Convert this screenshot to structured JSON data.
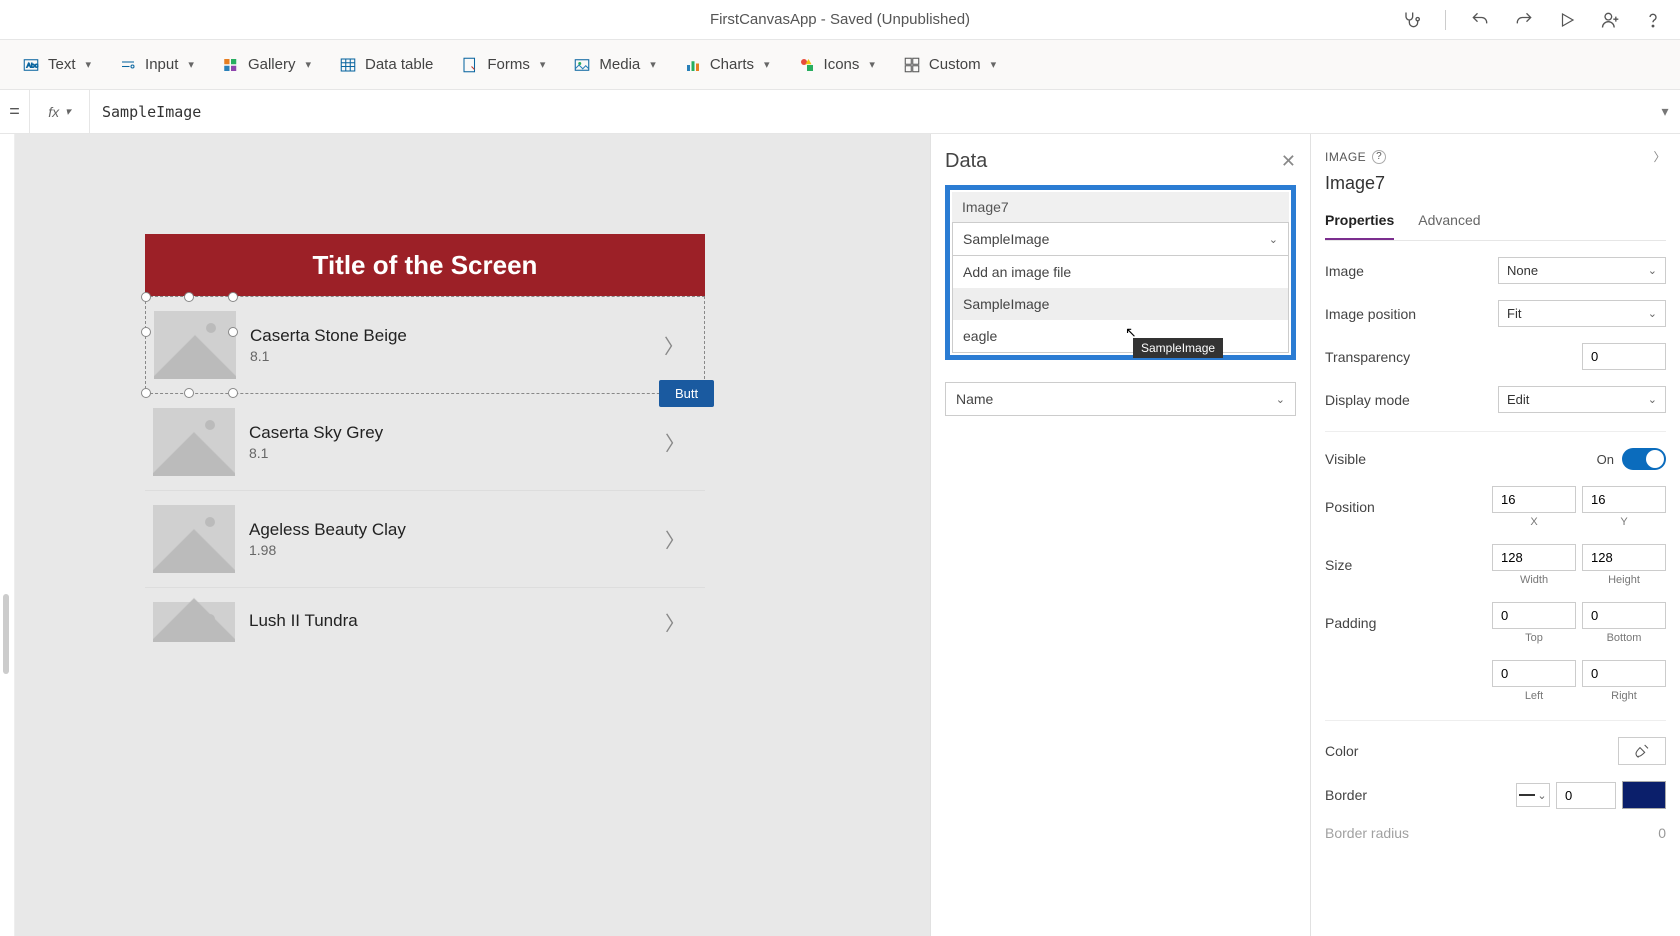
{
  "titleBar": {
    "titleText": "FirstCanvasApp - Saved (Unpublished)"
  },
  "ribbon": {
    "items": [
      {
        "label": "Text"
      },
      {
        "label": "Input"
      },
      {
        "label": "Gallery"
      },
      {
        "label": "Data table"
      },
      {
        "label": "Forms"
      },
      {
        "label": "Media"
      },
      {
        "label": "Charts"
      },
      {
        "label": "Icons"
      },
      {
        "label": "Custom"
      }
    ]
  },
  "formula": {
    "eq": "=",
    "fx": "fx",
    "value": "SampleImage"
  },
  "canvas": {
    "screenTitle": "Title of the Screen",
    "buttonLabel": "Butt",
    "gallery": [
      {
        "title": "Caserta Stone Beige",
        "sub": "8.1"
      },
      {
        "title": "Caserta Sky Grey",
        "sub": "8.1"
      },
      {
        "title": "Ageless Beauty Clay",
        "sub": "1.98"
      },
      {
        "title": "Lush II Tundra",
        "sub": ""
      }
    ]
  },
  "dataPanel": {
    "title": "Data",
    "controlName": "Image7",
    "selectedValue": "SampleImage",
    "dropdownOptions": [
      "Add an image file",
      "SampleImage",
      "eagle"
    ],
    "tooltip": "SampleImage",
    "nameField": "Name"
  },
  "propsPanel": {
    "headerType": "IMAGE",
    "controlName": "Image7",
    "tabs": {
      "properties": "Properties",
      "advanced": "Advanced"
    },
    "image": {
      "label": "Image",
      "value": "None"
    },
    "imagePosition": {
      "label": "Image position",
      "value": "Fit"
    },
    "transparency": {
      "label": "Transparency",
      "value": "0"
    },
    "displayMode": {
      "label": "Display mode",
      "value": "Edit"
    },
    "visible": {
      "label": "Visible",
      "onText": "On"
    },
    "position": {
      "label": "Position",
      "x": "16",
      "y": "16",
      "xLabel": "X",
      "yLabel": "Y"
    },
    "size": {
      "label": "Size",
      "w": "128",
      "h": "128",
      "wLabel": "Width",
      "hLabel": "Height"
    },
    "padding": {
      "label": "Padding",
      "top": "0",
      "bottom": "0",
      "left": "0",
      "right": "0",
      "topLabel": "Top",
      "bottomLabel": "Bottom",
      "leftLabel": "Left",
      "rightLabel": "Right"
    },
    "color": {
      "label": "Color"
    },
    "border": {
      "label": "Border",
      "width": "0"
    },
    "borderRadius": {
      "label": "Border radius",
      "value": "0"
    }
  }
}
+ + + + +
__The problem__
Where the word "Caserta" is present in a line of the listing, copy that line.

__Problem solution__
        "title": "Caserta Stone Beige",
        "title": "Caserta Sky Grey",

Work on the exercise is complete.